Excerpted data:
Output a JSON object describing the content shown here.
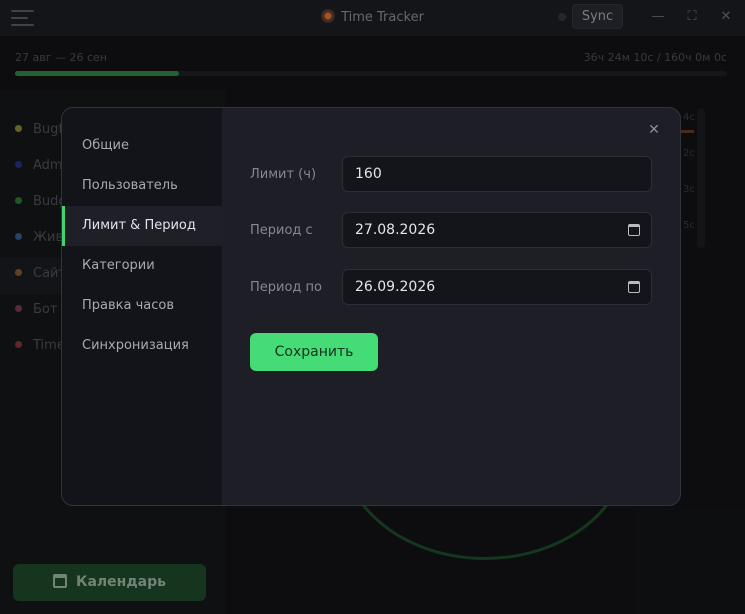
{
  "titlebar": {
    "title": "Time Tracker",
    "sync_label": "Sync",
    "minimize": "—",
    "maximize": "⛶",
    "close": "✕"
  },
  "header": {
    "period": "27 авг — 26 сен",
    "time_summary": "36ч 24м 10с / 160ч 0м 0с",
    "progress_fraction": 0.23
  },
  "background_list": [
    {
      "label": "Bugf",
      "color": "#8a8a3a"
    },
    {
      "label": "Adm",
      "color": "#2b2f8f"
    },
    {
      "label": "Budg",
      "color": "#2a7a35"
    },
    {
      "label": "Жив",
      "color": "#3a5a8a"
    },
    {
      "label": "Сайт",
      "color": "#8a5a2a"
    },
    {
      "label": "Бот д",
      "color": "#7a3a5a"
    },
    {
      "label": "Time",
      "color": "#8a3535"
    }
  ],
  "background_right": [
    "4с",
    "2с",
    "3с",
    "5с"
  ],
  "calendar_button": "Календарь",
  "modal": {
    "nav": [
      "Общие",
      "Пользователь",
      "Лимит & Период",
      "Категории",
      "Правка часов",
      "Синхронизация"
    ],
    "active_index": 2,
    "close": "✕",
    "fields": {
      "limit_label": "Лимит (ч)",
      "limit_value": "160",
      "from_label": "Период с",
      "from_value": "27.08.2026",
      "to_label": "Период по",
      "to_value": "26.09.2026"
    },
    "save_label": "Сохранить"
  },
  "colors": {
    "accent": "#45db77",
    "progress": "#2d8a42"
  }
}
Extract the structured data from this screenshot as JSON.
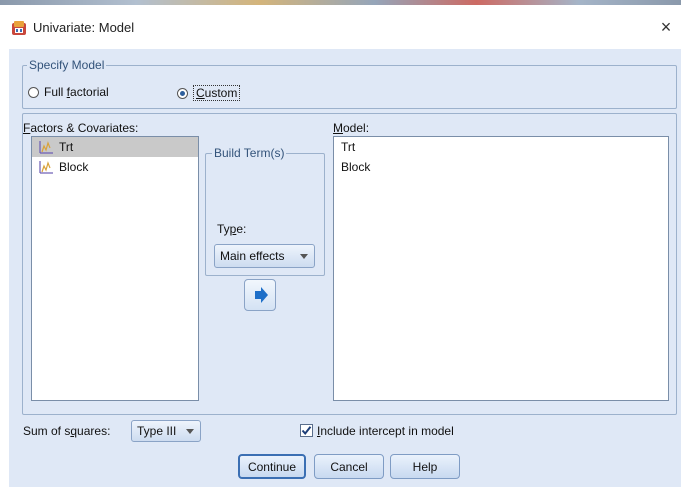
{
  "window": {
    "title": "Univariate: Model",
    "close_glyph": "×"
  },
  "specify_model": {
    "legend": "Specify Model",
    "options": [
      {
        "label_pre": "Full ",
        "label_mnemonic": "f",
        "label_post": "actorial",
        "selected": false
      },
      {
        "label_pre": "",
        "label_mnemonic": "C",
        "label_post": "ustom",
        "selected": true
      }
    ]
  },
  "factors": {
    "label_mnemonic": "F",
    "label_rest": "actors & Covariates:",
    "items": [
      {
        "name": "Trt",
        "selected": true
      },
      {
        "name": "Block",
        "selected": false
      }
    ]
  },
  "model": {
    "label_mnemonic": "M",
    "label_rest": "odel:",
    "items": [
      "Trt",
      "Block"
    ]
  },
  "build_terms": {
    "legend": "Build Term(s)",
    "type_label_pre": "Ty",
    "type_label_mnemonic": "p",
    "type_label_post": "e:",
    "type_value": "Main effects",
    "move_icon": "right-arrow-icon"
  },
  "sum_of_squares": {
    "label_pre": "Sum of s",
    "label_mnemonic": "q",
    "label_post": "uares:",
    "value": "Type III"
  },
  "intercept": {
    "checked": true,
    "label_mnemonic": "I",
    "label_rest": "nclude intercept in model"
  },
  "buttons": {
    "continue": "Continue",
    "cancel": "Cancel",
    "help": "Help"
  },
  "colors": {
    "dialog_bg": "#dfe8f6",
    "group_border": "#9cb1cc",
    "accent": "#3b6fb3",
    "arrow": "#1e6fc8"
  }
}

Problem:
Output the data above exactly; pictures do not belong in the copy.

Solution for this exercise:
Output a JSON object describing the content shown here.
{
  "titlebar": {
    "title": "Time Tracker",
    "sync_label": "Sync",
    "minimize": "—",
    "maximize": "⛶",
    "close": "✕"
  },
  "header": {
    "period": "27 авг — 26 сен",
    "time_summary": "36ч 24м 10с / 160ч 0м 0с",
    "progress_fraction": 0.23
  },
  "background_list": [
    {
      "label": "Bugf",
      "color": "#8a8a3a"
    },
    {
      "label": "Adm",
      "color": "#2b2f8f"
    },
    {
      "label": "Budg",
      "color": "#2a7a35"
    },
    {
      "label": "Жив",
      "color": "#3a5a8a"
    },
    {
      "label": "Сайт",
      "color": "#8a5a2a"
    },
    {
      "label": "Бот д",
      "color": "#7a3a5a"
    },
    {
      "label": "Time",
      "color": "#8a3535"
    }
  ],
  "background_right": [
    "4с",
    "2с",
    "3с",
    "5с"
  ],
  "calendar_button": "Календарь",
  "modal": {
    "nav": [
      "Общие",
      "Пользователь",
      "Лимит & Период",
      "Категории",
      "Правка часов",
      "Синхронизация"
    ],
    "active_index": 2,
    "close": "✕",
    "fields": {
      "limit_label": "Лимит (ч)",
      "limit_value": "160",
      "from_label": "Период с",
      "from_value": "27.08.2026",
      "to_label": "Период по",
      "to_value": "26.09.2026"
    },
    "save_label": "Сохранить"
  },
  "colors": {
    "accent": "#45db77",
    "progress": "#2d8a42"
  }
}
Extract the structured data from this screenshot as JSON.
{
  "window": {
    "title": "Univariate: Model",
    "close_glyph": "×"
  },
  "specify_model": {
    "legend": "Specify Model",
    "options": [
      {
        "label_pre": "Full ",
        "label_mnemonic": "f",
        "label_post": "actorial",
        "selected": false
      },
      {
        "label_pre": "",
        "label_mnemonic": "C",
        "label_post": "ustom",
        "selected": true
      }
    ]
  },
  "factors": {
    "label_mnemonic": "F",
    "label_rest": "actors & Covariates:",
    "items": [
      {
        "name": "Trt",
        "selected": true
      },
      {
        "name": "Block",
        "selected": false
      }
    ]
  },
  "model": {
    "label_mnemonic": "M",
    "label_rest": "odel:",
    "items": [
      "Trt",
      "Block"
    ]
  },
  "build_terms": {
    "legend": "Build Term(s)",
    "type_label_pre": "Ty",
    "type_label_mnemonic": "p",
    "type_label_post": "e:",
    "type_value": "Main effects",
    "move_icon": "right-arrow-icon"
  },
  "sum_of_squares": {
    "label_pre": "Sum of s",
    "label_mnemonic": "q",
    "label_post": "uares:",
    "value": "Type III"
  },
  "intercept": {
    "checked": true,
    "label_mnemonic": "I",
    "label_rest": "nclude intercept in model"
  },
  "buttons": {
    "continue": "Continue",
    "cancel": "Cancel",
    "help": "Help"
  },
  "colors": {
    "dialog_bg": "#dfe8f6",
    "group_border": "#9cb1cc",
    "accent": "#3b6fb3",
    "arrow": "#1e6fc8"
  }
}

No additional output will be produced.